This is an example of a movie where some judicious editing would have helped immeasurably.
The first half is an interesting whodunit in which Tomas, a Bohemian detective (well played by Martin Dejdar), attempts to determine the true story behind the death of a servant in the Ravenscroft mansion. His interaction with the mistress of the house, her daughter and governess, and the servants is amusingly prickly for about an hour. Unfortunately, impatience begins to set in when this same cat and mouse, back and forth continues on for another 40 minutes with all parties lying for their own reasons. To make matters worse, the scriptwriter has the inspector become increasingly drunk, an unnecessary plot turn that derails the darkly humorous yet serious tone set in the first half of the film and which struck me as being distinctly out of character for Tomas. Ultimately, the resolution is not interesting enough to warrant the time and effort spent reaching it.

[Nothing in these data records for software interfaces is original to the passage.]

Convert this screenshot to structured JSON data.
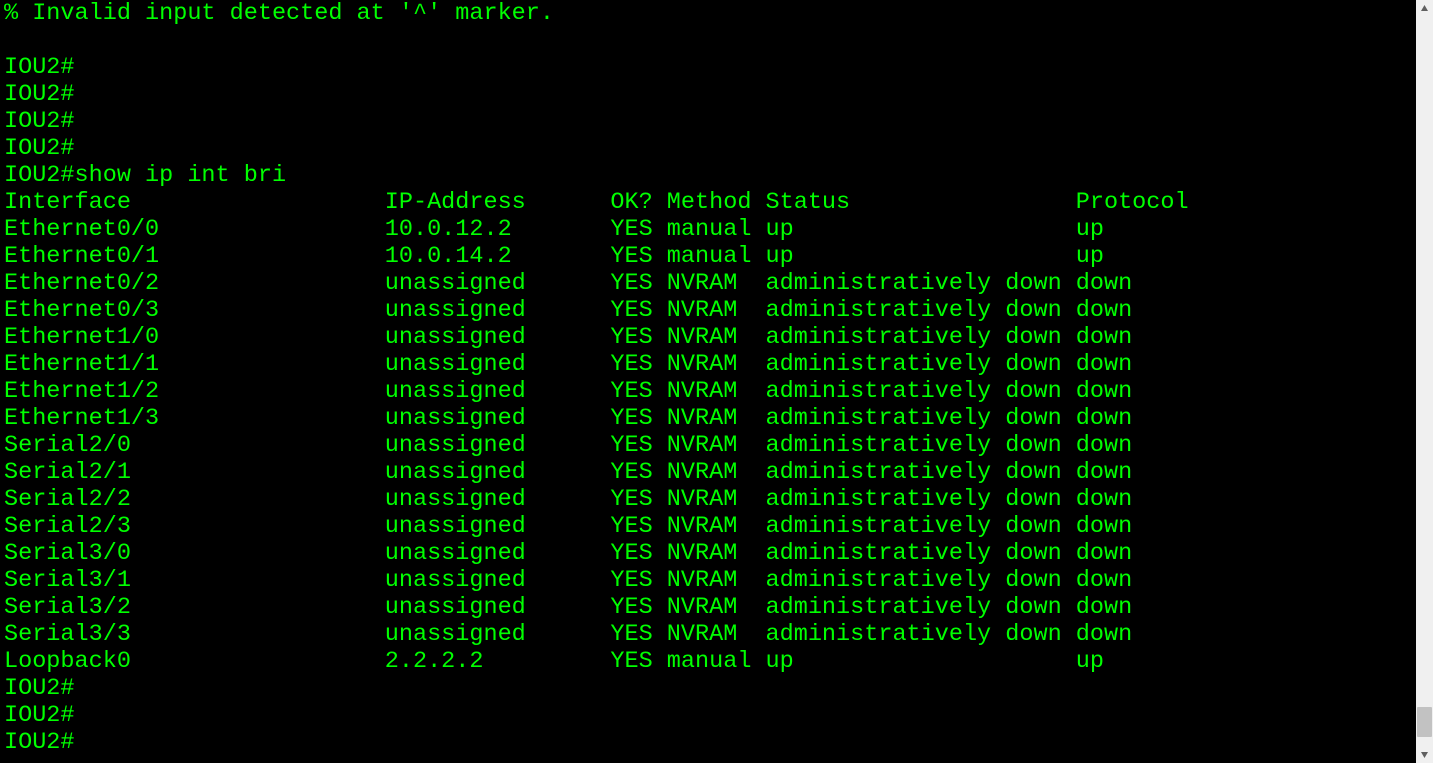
{
  "colors": {
    "fg": "#00ff00",
    "bg": "#000000"
  },
  "error_line": "% Invalid input detected at '^' marker.",
  "blank_line": "",
  "prompt": "IOU2#",
  "command_line": "IOU2#show ip int bri",
  "headers": {
    "interface": "Interface",
    "ip": "IP-Address",
    "ok": "OK?",
    "method": "Method",
    "status": "Status",
    "protocol": "Protocol"
  },
  "rows": [
    {
      "interface": "Ethernet0/0",
      "ip": "10.0.12.2",
      "ok": "YES",
      "method": "manual",
      "status": "up",
      "protocol": "up"
    },
    {
      "interface": "Ethernet0/1",
      "ip": "10.0.14.2",
      "ok": "YES",
      "method": "manual",
      "status": "up",
      "protocol": "up"
    },
    {
      "interface": "Ethernet0/2",
      "ip": "unassigned",
      "ok": "YES",
      "method": "NVRAM",
      "status": "administratively down",
      "protocol": "down"
    },
    {
      "interface": "Ethernet0/3",
      "ip": "unassigned",
      "ok": "YES",
      "method": "NVRAM",
      "status": "administratively down",
      "protocol": "down"
    },
    {
      "interface": "Ethernet1/0",
      "ip": "unassigned",
      "ok": "YES",
      "method": "NVRAM",
      "status": "administratively down",
      "protocol": "down"
    },
    {
      "interface": "Ethernet1/1",
      "ip": "unassigned",
      "ok": "YES",
      "method": "NVRAM",
      "status": "administratively down",
      "protocol": "down"
    },
    {
      "interface": "Ethernet1/2",
      "ip": "unassigned",
      "ok": "YES",
      "method": "NVRAM",
      "status": "administratively down",
      "protocol": "down"
    },
    {
      "interface": "Ethernet1/3",
      "ip": "unassigned",
      "ok": "YES",
      "method": "NVRAM",
      "status": "administratively down",
      "protocol": "down"
    },
    {
      "interface": "Serial2/0",
      "ip": "unassigned",
      "ok": "YES",
      "method": "NVRAM",
      "status": "administratively down",
      "protocol": "down"
    },
    {
      "interface": "Serial2/1",
      "ip": "unassigned",
      "ok": "YES",
      "method": "NVRAM",
      "status": "administratively down",
      "protocol": "down"
    },
    {
      "interface": "Serial2/2",
      "ip": "unassigned",
      "ok": "YES",
      "method": "NVRAM",
      "status": "administratively down",
      "protocol": "down"
    },
    {
      "interface": "Serial2/3",
      "ip": "unassigned",
      "ok": "YES",
      "method": "NVRAM",
      "status": "administratively down",
      "protocol": "down"
    },
    {
      "interface": "Serial3/0",
      "ip": "unassigned",
      "ok": "YES",
      "method": "NVRAM",
      "status": "administratively down",
      "protocol": "down"
    },
    {
      "interface": "Serial3/1",
      "ip": "unassigned",
      "ok": "YES",
      "method": "NVRAM",
      "status": "administratively down",
      "protocol": "down"
    },
    {
      "interface": "Serial3/2",
      "ip": "unassigned",
      "ok": "YES",
      "method": "NVRAM",
      "status": "administratively down",
      "protocol": "down"
    },
    {
      "interface": "Serial3/3",
      "ip": "unassigned",
      "ok": "YES",
      "method": "NVRAM",
      "status": "administratively down",
      "protocol": "down"
    },
    {
      "interface": "Loopback0",
      "ip": "2.2.2.2",
      "ok": "YES",
      "method": "manual",
      "status": "up",
      "protocol": "up"
    }
  ],
  "trailing_prompts": [
    "IOU2#",
    "IOU2#",
    "IOU2#"
  ],
  "col_widths": {
    "interface": 27,
    "ip": 16,
    "ok": 4,
    "method": 7,
    "status": 22
  }
}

There are good performances from the whole cast, though top billed O'Toole is in the film very briefly in flashbacks as the deceased patriarch. The set design and camera work are wonderful, top honors to art direction. Unfortunately, these positives are counterbalanced by an overlong tale muddled by useless plot contrivances. 2 1/2 stars